Injustice must be fought wherever one finds it
Eric Metaxas mentioned in his book 7 Men and the Secret of Their Greatness, that Branch Rickey’s Christian faith told him that “injustice must be fought wherever one found it”. The idea that baseball could have any impact on politics or society is so far-fetched that it’s laughable, especially in 1945.
At this point of history, with Jackie’s passion, it would have made much more sense to influence a political sphere, much like Martin Luther King who was in touch with President John F Kennedy even from prison. But King’s influence came from the position he was planted in, he wasn’t a baseball player who had a change of career to pursue social justice, he was a minister gifted with verbal influence and leadership skills.
King is quoted as saying: “Injustice anywhere is a threat to justice everywhere. We are caught in an inescapable network of mutuality, tied in a single garment of destiny. Whatever affects one directly, affects all indirectly.”
For either King or Robinson to abandon their difficult situations would result in injustice carrying on in their spheres of influence which in turn would be injustice. Edmund Burke said it perfectly when he wrote “The only thing necessary for the triumph of evil is for good men to do nothing.”
Such a time as this
Much like Jackie Robinson, Esther was also hesitant when it came to the immense opportunity that rested on her shoulders. As a quick recap, Esther who was Queen, heard that the King had plotted to kill all the Jews in the land. Her cousin Mordecai urged her to approach the King and leverage her influence to prevent this from happening. Esther became worried that the King would kill her, as the law said that anyone who approached the King without being summoned would be put to death.
Mordecai responded to her fear in Esther chapter 4 verse 14 by saying "For if you remain silent at this time, relief and deliverance for the Jews will arise from another place, but you and your father’s family will perish. And who knows but that you have come to your royal position for such a time as this?”
Mordecai understood that Esther had been given her position for a reason and would be the only one whom the King would spare. If Esther had been in any other role even as the closest advisor, she would not have been given opportunity to save the people and influence the king.
Likewise, if Jackie Robinson had not proven himself a great baseball player and saw the opportunity that God gave him to make a difference, there may have been much more ground the civil rights movement would have had to tackle alone. Even today Jackie Robinson’s legacy continues to influence, encourage and inspire culture.
Baseball seemed like a fairly insignificant place to fight injustice but turned out to be a major cog in the civil rights movement. It is a firm belief of mine and many others, that no one is misplaced for God’s purpose.
I’m sure Branch Rickey and Jackie Robinson thought it more sensible and safer to march for civil rights or influence politicians directly but were faithful that where they were placed was where they were meant to be.

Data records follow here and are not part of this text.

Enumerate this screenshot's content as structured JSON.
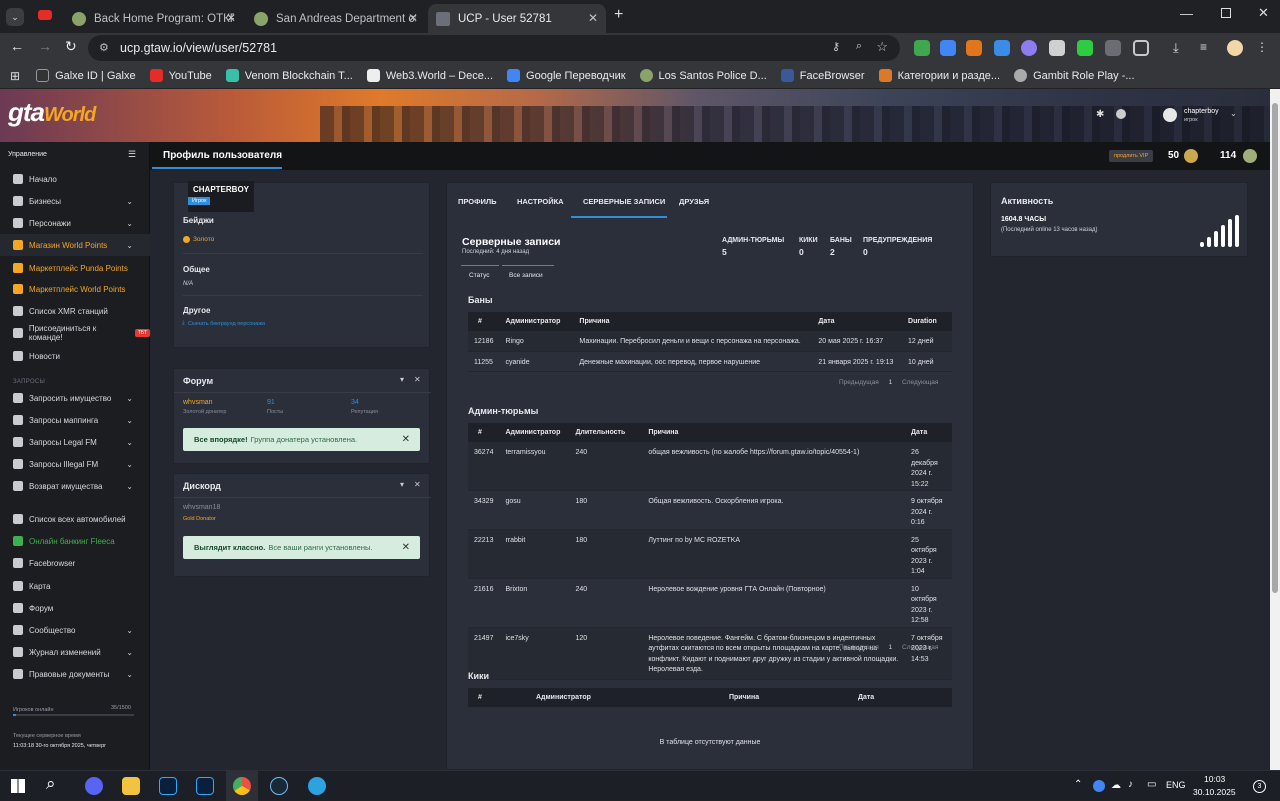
{
  "browser": {
    "tabs": [
      {
        "title": "Back Home Program: ОТКРЫТО"
      },
      {
        "title": "San Andreas Department of Co"
      },
      {
        "title": "UCP - User 52781"
      }
    ],
    "url": "ucp.gtaw.io/view/user/52781",
    "bookmarks": [
      "Galxe ID | Galxe",
      "YouTube",
      "Venom Blockchain T...",
      "Web3.World – Dece...",
      "Google Переводчик",
      "Los Santos Police D...",
      "FaceBrowser",
      "Категории и разде...",
      "Gambit Role Play -..."
    ]
  },
  "site": {
    "logo_main": "gta",
    "logo_accent": "World",
    "user": {
      "name": "chapterboy",
      "role": "игрок"
    },
    "header_title": "Профиль пользователя",
    "vip_label": "продлить VIP",
    "coins": "50",
    "points": "114",
    "sidebar_section_main": "Управление",
    "sidebar_main": [
      {
        "label": "Начало",
        "chev": false,
        "accent": false
      },
      {
        "label": "Бизнесы",
        "chev": true,
        "accent": false
      },
      {
        "label": "Персонажи",
        "chev": true,
        "accent": false
      },
      {
        "label": "Магазин World Points",
        "chev": true,
        "accent": true
      },
      {
        "label": "Маркетплейс Punda Points",
        "chev": false,
        "accent": true
      },
      {
        "label": "Маркетплейс World Points",
        "chev": false,
        "accent": true
      },
      {
        "label": "Список XMR станций",
        "chev": false,
        "accent": false
      },
      {
        "label": "Присоединиться к команде!",
        "chev": false,
        "accent": false,
        "badge": "ТБТ"
      },
      {
        "label": "Новости",
        "chev": false,
        "accent": false
      }
    ],
    "sidebar_section_req": "ЗАПРОСЫ",
    "sidebar_req": [
      {
        "label": "Запросить имущество",
        "chev": true
      },
      {
        "label": "Запросы маппинга",
        "chev": true
      },
      {
        "label": "Запросы Legal FM",
        "chev": true
      },
      {
        "label": "Запросы Illegal FM",
        "chev": true
      },
      {
        "label": "Возврат имущества",
        "chev": true
      }
    ],
    "sidebar_other": [
      {
        "label": "Список всех автомобилей",
        "chev": false,
        "green": false
      },
      {
        "label": "Онлайн банкинг Fleeca",
        "chev": false,
        "green": true
      },
      {
        "label": "Facebrowser",
        "chev": false,
        "green": false
      },
      {
        "label": "Карта",
        "chev": false,
        "green": false
      },
      {
        "label": "Форум",
        "chev": false,
        "green": false
      },
      {
        "label": "Сообщество",
        "chev": true,
        "green": false
      },
      {
        "label": "Журнал изменений",
        "chev": true,
        "green": false
      },
      {
        "label": "Правовые документы",
        "chev": true,
        "green": false
      }
    ],
    "players_online_label": "Игроков онлайн",
    "players_online_value": "35/1500",
    "players_online_fraction": 0.023,
    "server_time_label": "Текущее серверное время",
    "server_time_value": "11:03:18 30-го октября 2025, четверг"
  },
  "profile": {
    "name": "CHAPTERBOY",
    "role_badge": "Игрок",
    "badges_title": "Бейджи",
    "badge_gold": "Золото",
    "general_title": "Общее",
    "general_value": "N/A",
    "other_title": "Другое",
    "other_link": "Скачать бекграунд персонажа"
  },
  "forum": {
    "title": "Форум",
    "user": "whvsman",
    "user_sub": "Золотой донатер",
    "posts": "91",
    "posts_label": "Посты",
    "rep": "34",
    "rep_label": "Репутация",
    "alert_bold": "Все впорядке!",
    "alert_text": "Группа донатера установлена."
  },
  "discord": {
    "title": "Дискорд",
    "user": "whvsman18",
    "role": "Gold Donator",
    "alert_bold": "Выглядит классно.",
    "alert_text": "Все ваши ранги установлены."
  },
  "records": {
    "tabs": [
      "ПРОФИЛЬ",
      "НАСТРОЙКА",
      "СЕРВЕРНЫЕ ЗАПИСИ",
      "ДРУЗЬЯ"
    ],
    "title": "Серверные записи",
    "last": "Последний: 4 дня назад",
    "stats": [
      {
        "label": "АДМИН-ТЮРЬМЫ",
        "value": "5"
      },
      {
        "label": "КИКИ",
        "value": "0"
      },
      {
        "label": "БАНЫ",
        "value": "2"
      },
      {
        "label": "ПРЕДУПРЕЖДЕНИЯ",
        "value": "0"
      }
    ],
    "subtabs": [
      "Статус",
      "Все записи"
    ],
    "bans_title": "Баны",
    "bans_headers": [
      "#",
      "Администратор",
      "Причина",
      "Дата",
      "Duration"
    ],
    "bans_rows": [
      [
        "12186",
        "Ringo",
        "Махинации. Перебросил деньги и вещи с персонажа на персонажа.",
        "20 мая 2025 г. 16:37",
        "12 дней"
      ],
      [
        "11255",
        "cyanide",
        "Денежные махинации, оос перевод, первое нарушение",
        "21 января 2025 г. 19:13",
        "10 дней"
      ]
    ],
    "pager_prev": "Предыдущая",
    "pager_page": "1",
    "pager_next": "Следующая",
    "jail_title": "Админ-тюрьмы",
    "jail_headers": [
      "#",
      "Администратор",
      "Длительность",
      "Причина",
      "Дата"
    ],
    "jail_rows": [
      [
        "36274",
        "terramissyou",
        "240",
        "общая вежливость (по жалобе https://forum.gtaw.io/topic/40554-1)",
        "26 декабря 2024 г. 15:22"
      ],
      [
        "34329",
        "gosu",
        "180",
        "Общая вежливость. Оскорбления игрока.",
        "9 октября 2024 г. 0:16"
      ],
      [
        "22213",
        "rrabbit",
        "180",
        "Луттинг по by MC ROZETKA",
        "25 октября 2023 г. 1:04"
      ],
      [
        "21616",
        "Brixton",
        "240",
        "Неролевое вождение уровня ГТА Онлайн (Повторное)",
        "10 октября 2023 г. 12:58"
      ],
      [
        "21497",
        "ice7sky",
        "120",
        "Неролевое поведение. Фангейм. С братом-близнецом в индентичных аутфитах скитаются по всем открыты площадкам на карте, выводя на конфликт. Кидают и поднимают друг дружку из стадии у активной площадки. Неролевая езда.",
        "7 октября 2023 г. 14:53"
      ]
    ],
    "kicks_title": "Кики",
    "kicks_headers": [
      "#",
      "Администратор",
      "Причина",
      "Дата"
    ],
    "kicks_empty": "В таблице отсутствуют данные"
  },
  "activity": {
    "title": "Активность",
    "hours": "1604.8 ЧАСЫ",
    "last": "(Последний online 13 часов назад)"
  },
  "taskbar": {
    "lang": "ENG",
    "time": "10:03",
    "date": "30.10.2025",
    "notif": "3"
  },
  "colors": {
    "accent_orange": "#f5a623",
    "accent_blue": "#2f8fd8",
    "green": "#3fb04f",
    "alert_bg": "#d6ecdf"
  }
}
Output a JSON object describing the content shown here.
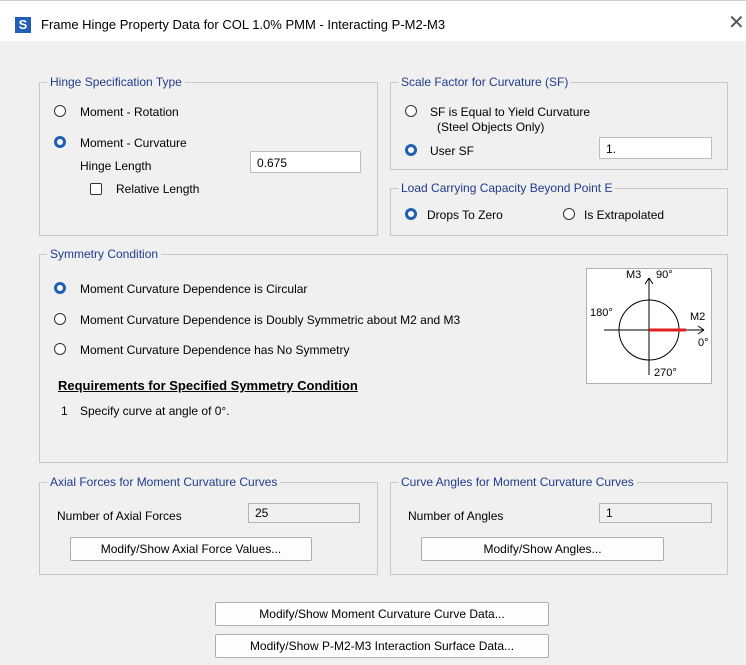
{
  "window": {
    "title": "Frame Hinge Property Data for COL 1.0% PMM - Interacting P-M2-M3",
    "app_icon_letter": "S",
    "close_glyph": "✕"
  },
  "hinge_spec": {
    "label": "Hinge Specification Type",
    "moment_rotation": "Moment - Rotation",
    "moment_curvature": "Moment - Curvature",
    "selected": "moment_curvature",
    "hinge_length_label": "Hinge Length",
    "hinge_length_value": "0.675",
    "relative_length_label": "Relative Length",
    "relative_length_checked": false
  },
  "scale_factor": {
    "label": "Scale Factor for Curvature (SF)",
    "sf_yield": "SF is Equal to Yield Curvature",
    "sf_yield_sub": "(Steel Objects Only)",
    "user_sf": "User SF",
    "user_sf_value": "1.",
    "selected": "user_sf"
  },
  "load_capacity": {
    "label": "Load Carrying Capacity Beyond Point E",
    "drops": "Drops To Zero",
    "extrapolated": "Is Extrapolated",
    "selected": "drops"
  },
  "symmetry": {
    "label": "Symmetry Condition",
    "circular": "Moment Curvature Dependence is Circular",
    "doubly": "Moment Curvature Dependence is Doubly Symmetric about M2 and M3",
    "none": "Moment Curvature Dependence has No Symmetry",
    "selected": "circular",
    "req_title": "Requirements for Specified Symmetry Condition",
    "req_num": "1",
    "req_text": "Specify curve at angle of 0°."
  },
  "diagram": {
    "m3_label": "M3",
    "deg90": "90°",
    "deg180": "180°",
    "m2_label": "M2",
    "deg0": "0°",
    "deg270": "270°",
    "highlight_color": "#e02020"
  },
  "axial": {
    "label": "Axial Forces for Moment Curvature Curves",
    "count_label": "Number of Axial Forces",
    "count_value": "25",
    "button": "Modify/Show Axial Force Values..."
  },
  "angles": {
    "label": "Curve Angles for Moment Curvature Curves",
    "count_label": "Number of Angles",
    "count_value": "1",
    "button": "Modify/Show Angles..."
  },
  "bottom_buttons": {
    "curve_data": "Modify/Show Moment Curvature Curve Data...",
    "surface_data": "Modify/Show P-M2-M3 Interaction Surface Data..."
  },
  "colors": {
    "accent": "#1f5fb5",
    "group_label": "#1f3b8c"
  }
}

Jesse Moore draws from the Bible and classical literature for insight into life’s tough questions. He is currently studying at university to become a film-maker.
Jesse Moore’s previous articles can be viewed at: https://www.pressserviceinternational.org/jesse-moore.html